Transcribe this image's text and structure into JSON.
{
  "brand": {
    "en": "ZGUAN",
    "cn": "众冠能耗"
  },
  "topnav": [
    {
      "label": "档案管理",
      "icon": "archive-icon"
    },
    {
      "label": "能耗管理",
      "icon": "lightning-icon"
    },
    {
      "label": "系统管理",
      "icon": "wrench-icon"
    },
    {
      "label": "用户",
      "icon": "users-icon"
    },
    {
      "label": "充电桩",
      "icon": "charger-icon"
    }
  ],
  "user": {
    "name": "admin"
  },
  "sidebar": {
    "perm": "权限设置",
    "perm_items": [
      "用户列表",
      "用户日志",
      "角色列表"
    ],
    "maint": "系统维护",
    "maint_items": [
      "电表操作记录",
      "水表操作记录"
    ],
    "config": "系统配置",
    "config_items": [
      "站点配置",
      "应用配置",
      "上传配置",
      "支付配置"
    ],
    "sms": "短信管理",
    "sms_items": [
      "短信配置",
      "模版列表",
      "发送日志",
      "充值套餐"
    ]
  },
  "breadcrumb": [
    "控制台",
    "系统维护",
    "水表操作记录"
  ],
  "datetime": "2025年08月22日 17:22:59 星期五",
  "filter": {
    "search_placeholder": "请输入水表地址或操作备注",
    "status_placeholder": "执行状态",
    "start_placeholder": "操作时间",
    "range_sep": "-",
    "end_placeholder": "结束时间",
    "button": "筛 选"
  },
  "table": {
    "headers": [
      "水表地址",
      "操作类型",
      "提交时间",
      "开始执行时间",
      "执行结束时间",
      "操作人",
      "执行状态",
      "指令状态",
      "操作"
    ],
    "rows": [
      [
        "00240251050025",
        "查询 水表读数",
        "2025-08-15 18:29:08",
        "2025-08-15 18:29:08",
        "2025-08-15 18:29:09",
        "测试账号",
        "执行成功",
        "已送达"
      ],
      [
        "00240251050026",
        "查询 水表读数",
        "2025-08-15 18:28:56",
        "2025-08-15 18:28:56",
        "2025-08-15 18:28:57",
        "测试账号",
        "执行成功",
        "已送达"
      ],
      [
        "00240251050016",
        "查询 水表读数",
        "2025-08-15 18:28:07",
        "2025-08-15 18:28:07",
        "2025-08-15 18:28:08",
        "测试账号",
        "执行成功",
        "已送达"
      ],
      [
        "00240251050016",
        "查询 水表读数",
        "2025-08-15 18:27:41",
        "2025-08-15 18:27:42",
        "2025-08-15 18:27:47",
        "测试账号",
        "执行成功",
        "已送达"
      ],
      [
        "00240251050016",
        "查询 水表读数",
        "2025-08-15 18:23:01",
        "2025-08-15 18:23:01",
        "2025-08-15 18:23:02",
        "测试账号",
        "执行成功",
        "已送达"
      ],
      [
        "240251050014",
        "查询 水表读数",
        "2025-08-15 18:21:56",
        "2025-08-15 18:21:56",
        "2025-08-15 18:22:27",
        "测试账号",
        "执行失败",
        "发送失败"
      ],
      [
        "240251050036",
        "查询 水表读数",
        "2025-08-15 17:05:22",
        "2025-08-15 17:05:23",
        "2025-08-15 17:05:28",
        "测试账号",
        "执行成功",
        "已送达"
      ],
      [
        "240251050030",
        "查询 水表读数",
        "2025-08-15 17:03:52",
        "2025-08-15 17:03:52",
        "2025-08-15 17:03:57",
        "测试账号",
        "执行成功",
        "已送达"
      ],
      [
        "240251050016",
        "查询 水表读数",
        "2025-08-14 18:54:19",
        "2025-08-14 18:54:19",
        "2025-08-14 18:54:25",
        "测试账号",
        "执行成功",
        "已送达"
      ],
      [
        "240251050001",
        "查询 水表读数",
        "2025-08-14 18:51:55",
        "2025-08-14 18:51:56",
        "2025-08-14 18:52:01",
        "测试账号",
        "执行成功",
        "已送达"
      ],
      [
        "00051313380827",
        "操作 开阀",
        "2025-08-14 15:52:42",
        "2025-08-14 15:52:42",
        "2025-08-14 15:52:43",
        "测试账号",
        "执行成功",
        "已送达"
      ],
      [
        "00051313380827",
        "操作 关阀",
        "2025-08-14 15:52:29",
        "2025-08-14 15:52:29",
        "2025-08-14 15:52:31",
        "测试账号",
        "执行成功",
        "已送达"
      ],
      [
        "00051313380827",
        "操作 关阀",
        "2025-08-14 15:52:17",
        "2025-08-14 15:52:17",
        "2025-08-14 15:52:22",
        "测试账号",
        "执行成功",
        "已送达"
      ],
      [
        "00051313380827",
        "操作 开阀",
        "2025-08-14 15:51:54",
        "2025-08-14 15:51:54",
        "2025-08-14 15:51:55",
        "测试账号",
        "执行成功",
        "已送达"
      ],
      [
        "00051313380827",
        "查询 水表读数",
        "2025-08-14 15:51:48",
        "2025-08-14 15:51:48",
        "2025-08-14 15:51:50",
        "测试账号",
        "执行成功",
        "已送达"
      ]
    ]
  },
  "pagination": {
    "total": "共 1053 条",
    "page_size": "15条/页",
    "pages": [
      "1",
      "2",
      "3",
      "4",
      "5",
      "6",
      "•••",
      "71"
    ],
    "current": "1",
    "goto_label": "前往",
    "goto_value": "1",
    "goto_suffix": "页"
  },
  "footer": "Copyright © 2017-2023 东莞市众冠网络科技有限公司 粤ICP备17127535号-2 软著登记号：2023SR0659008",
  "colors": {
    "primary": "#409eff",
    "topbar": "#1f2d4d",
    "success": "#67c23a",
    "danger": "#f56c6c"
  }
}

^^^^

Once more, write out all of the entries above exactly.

Worked solution –
Transcribe this image's text and structure into JSON.
{
  "brand": {
    "en": "ZGUAN",
    "cn": "众冠能耗"
  },
  "topnav": [
    {
      "label": "档案管理",
      "icon": "archive-icon"
    },
    {
      "label": "能耗管理",
      "icon": "lightning-icon"
    },
    {
      "label": "系统管理",
      "icon": "wrench-icon"
    },
    {
      "label": "用户",
      "icon": "users-icon"
    },
    {
      "label": "充电桩",
      "icon": "charger-icon"
    }
  ],
  "user": {
    "name": "admin"
  },
  "sidebar": {
    "perm": "权限设置",
    "perm_items": [
      "用户列表",
      "用户日志",
      "角色列表"
    ],
    "maint": "系统维护",
    "maint_items": [
      "电表操作记录",
      "水表操作记录"
    ],
    "config": "系统配置",
    "config_items": [
      "站点配置",
      "应用配置",
      "上传配置",
      "支付配置"
    ],
    "sms": "短信管理",
    "sms_items": [
      "短信配置",
      "模版列表",
      "发送日志",
      "充值套餐"
    ]
  },
  "breadcrumb": [
    "控制台",
    "系统维护",
    "水表操作记录"
  ],
  "datetime": "2025年08月22日 17:22:59 星期五",
  "filter": {
    "search_placeholder": "请输入水表地址或操作备注",
    "status_placeholder": "执行状态",
    "start_placeholder": "操作时间",
    "range_sep": "-",
    "end_placeholder": "结束时间",
    "button": "筛 选"
  },
  "table": {
    "headers": [
      "水表地址",
      "操作类型",
      "提交时间",
      "开始执行时间",
      "执行结束时间",
      "操作人",
      "执行状态",
      "指令状态",
      "操作"
    ],
    "rows": [
      [
        "00240251050025",
        "查询 水表读数",
        "2025-08-15 18:29:08",
        "2025-08-15 18:29:08",
        "2025-08-15 18:29:09",
        "测试账号",
        "执行成功",
        "已送达"
      ],
      [
        "00240251050026",
        "查询 水表读数",
        "2025-08-15 18:28:56",
        "2025-08-15 18:28:56",
        "2025-08-15 18:28:57",
        "测试账号",
        "执行成功",
        "已送达"
      ],
      [
        "00240251050016",
        "查询 水表读数",
        "2025-08-15 18:28:07",
        "2025-08-15 18:28:07",
        "2025-08-15 18:28:08",
        "测试账号",
        "执行成功",
        "已送达"
      ],
      [
        "00240251050016",
        "查询 水表读数",
        "2025-08-15 18:27:41",
        "2025-08-15 18:27:42",
        "2025-08-15 18:27:47",
        "测试账号",
        "执行成功",
        "已送达"
      ],
      [
        "00240251050016",
        "查询 水表读数",
        "2025-08-15 18:23:01",
        "2025-08-15 18:23:01",
        "2025-08-15 18:23:02",
        "测试账号",
        "执行成功",
        "已送达"
      ],
      [
        "240251050014",
        "查询 水表读数",
        "2025-08-15 18:21:56",
        "2025-08-15 18:21:56",
        "2025-08-15 18:22:27",
        "测试账号",
        "执行失败",
        "发送失败"
      ],
      [
        "240251050036",
        "查询 水表读数",
        "2025-08-15 17:05:22",
        "2025-08-15 17:05:23",
        "2025-08-15 17:05:28",
        "测试账号",
        "执行成功",
        "已送达"
      ],
      [
        "240251050030",
        "查询 水表读数",
        "2025-08-15 17:03:52",
        "2025-08-15 17:03:52",
        "2025-08-15 17:03:57",
        "测试账号",
        "执行成功",
        "已送达"
      ],
      [
        "240251050016",
        "查询 水表读数",
        "2025-08-14 18:54:19",
        "2025-08-14 18:54:19",
        "2025-08-14 18:54:25",
        "测试账号",
        "执行成功",
        "已送达"
      ],
      [
        "240251050001",
        "查询 水表读数",
        "2025-08-14 18:51:55",
        "2025-08-14 18:51:56",
        "2025-08-14 18:52:01",
        "测试账号",
        "执行成功",
        "已送达"
      ],
      [
        "00051313380827",
        "操作 开阀",
        "2025-08-14 15:52:42",
        "2025-08-14 15:52:42",
        "2025-08-14 15:52:43",
        "测试账号",
        "执行成功",
        "已送达"
      ],
      [
        "00051313380827",
        "操作 关阀",
        "2025-08-14 15:52:29",
        "2025-08-14 15:52:29",
        "2025-08-14 15:52:31",
        "测试账号",
        "执行成功",
        "已送达"
      ],
      [
        "00051313380827",
        "操作 关阀",
        "2025-08-14 15:52:17",
        "2025-08-14 15:52:17",
        "2025-08-14 15:52:22",
        "测试账号",
        "执行成功",
        "已送达"
      ],
      [
        "00051313380827",
        "操作 开阀",
        "2025-08-14 15:51:54",
        "2025-08-14 15:51:54",
        "2025-08-14 15:51:55",
        "测试账号",
        "执行成功",
        "已送达"
      ],
      [
        "00051313380827",
        "查询 水表读数",
        "2025-08-14 15:51:48",
        "2025-08-14 15:51:48",
        "2025-08-14 15:51:50",
        "测试账号",
        "执行成功",
        "已送达"
      ]
    ]
  },
  "pagination": {
    "total": "共 1053 条",
    "page_size": "15条/页",
    "pages": [
      "1",
      "2",
      "3",
      "4",
      "5",
      "6",
      "•••",
      "71"
    ],
    "current": "1",
    "goto_label": "前往",
    "goto_value": "1",
    "goto_suffix": "页"
  },
  "footer": "Copyright © 2017-2023 东莞市众冠网络科技有限公司 粤ICP备17127535号-2 软著登记号：2023SR0659008",
  "colors": {
    "primary": "#409eff",
    "topbar": "#1f2d4d",
    "success": "#67c23a",
    "danger": "#f56c6c"
  }
}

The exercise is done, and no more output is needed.